The Fallout series (shown above via the screenshot from Fallout 4) and Deus Ex series (not shown here) are two examples of violent game franchises that have nonetheless gained attention for giving players impressive freedom to eliminate or minimize kills...
The second subcategory of the "Pacifist Challenge Run" list are simply unconfirmed prospects that show some strong promise for a zero kill or pacifist challenge run, but which haven't been decisively tested yet: This is usually because we either can't find a single instance of anyone mentioning an attempt to do a pacifist challenge run in that particular game at all (e.g., Gothic 3, to name just one prospect that comes to mind), or because we've seen conflicting assertions about what is/isn't possible in a particular game. (The latter problem sometimes occurs when a game is mentioned on a game forum, and contributors who don't like pacifist-run gaming chime in to state that it's impossible to win without violence/killing, while others contribute follow-up posts to disagree ...)
Even after research, we could not settle the question of whether 'Vampire the Masquerade: Bloodlines' was a zero kill run or just a noteworthy pacifist challenge RPG, so will have to find out for ourselves...

The Nonviolent Games List

Last but not least: The very broad "Nonviolent Games" category, featuring a selection of the huge array of games in which the gameplay is inherently nonviolent.
Flower is a game for the PS, PS4 and other platforms, in which players enter the dreams of flowers and control the wind to push flower petals through the air, enabling them to bring new life and changes to the in-game world— but not to kill anything, as there are no in-game enemies.
Happily for non-violent souls desirous of doing some serious gaming, there are so many nonviolent games we could never list them all, and lots more of them are still being made on a regular basis (particularly in the casual genres of games where nonstop action isn't always the mode).
Myst is an example of a classic game in which no element of the gameplay involves violence, although it still features some dark and macabre themes in the game's plot.

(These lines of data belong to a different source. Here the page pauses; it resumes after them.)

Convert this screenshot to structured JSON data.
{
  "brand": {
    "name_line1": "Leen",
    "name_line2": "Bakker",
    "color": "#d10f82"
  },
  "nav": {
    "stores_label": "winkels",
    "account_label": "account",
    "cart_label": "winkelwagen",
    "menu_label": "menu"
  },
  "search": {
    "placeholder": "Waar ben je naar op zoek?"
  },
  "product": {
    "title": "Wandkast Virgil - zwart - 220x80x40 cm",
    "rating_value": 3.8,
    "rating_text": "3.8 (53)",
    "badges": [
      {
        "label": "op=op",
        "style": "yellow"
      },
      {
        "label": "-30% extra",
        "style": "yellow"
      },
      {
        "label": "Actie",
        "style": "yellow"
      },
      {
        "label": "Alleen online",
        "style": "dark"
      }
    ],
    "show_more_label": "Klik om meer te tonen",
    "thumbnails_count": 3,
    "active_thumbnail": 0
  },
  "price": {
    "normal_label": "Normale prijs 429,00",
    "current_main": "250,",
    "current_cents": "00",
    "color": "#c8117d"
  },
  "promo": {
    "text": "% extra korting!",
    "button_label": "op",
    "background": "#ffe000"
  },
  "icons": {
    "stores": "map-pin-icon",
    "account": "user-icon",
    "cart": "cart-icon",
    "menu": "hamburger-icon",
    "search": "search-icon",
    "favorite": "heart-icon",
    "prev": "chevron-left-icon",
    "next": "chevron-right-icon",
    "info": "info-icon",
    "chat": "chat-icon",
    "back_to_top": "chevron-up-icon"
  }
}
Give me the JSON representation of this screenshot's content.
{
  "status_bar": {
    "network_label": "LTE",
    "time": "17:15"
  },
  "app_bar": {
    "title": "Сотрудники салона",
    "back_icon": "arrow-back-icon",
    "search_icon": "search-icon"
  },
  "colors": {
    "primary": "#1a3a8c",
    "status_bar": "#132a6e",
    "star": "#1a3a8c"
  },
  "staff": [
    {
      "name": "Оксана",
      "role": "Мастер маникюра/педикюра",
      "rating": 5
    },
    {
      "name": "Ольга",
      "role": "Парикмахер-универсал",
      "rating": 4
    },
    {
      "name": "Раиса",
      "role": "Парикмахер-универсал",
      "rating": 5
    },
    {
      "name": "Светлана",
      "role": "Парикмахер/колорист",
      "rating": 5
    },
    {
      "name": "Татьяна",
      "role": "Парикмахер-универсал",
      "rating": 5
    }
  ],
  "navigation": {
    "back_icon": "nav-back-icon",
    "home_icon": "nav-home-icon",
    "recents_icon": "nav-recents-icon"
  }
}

Players interested in finding an absorbing game that doesn't have any violence built into the gameplay at all might find good prospects listed somewhere in the "Nonviolent Games" category— but with the caveat that many nonviolent games (i.e. games that don't give the player the option to solve objectives using violence) still feature disturbing imagery, horror or suspense themes, or unavoidable deaths of particular characters scripted into linear plotlines.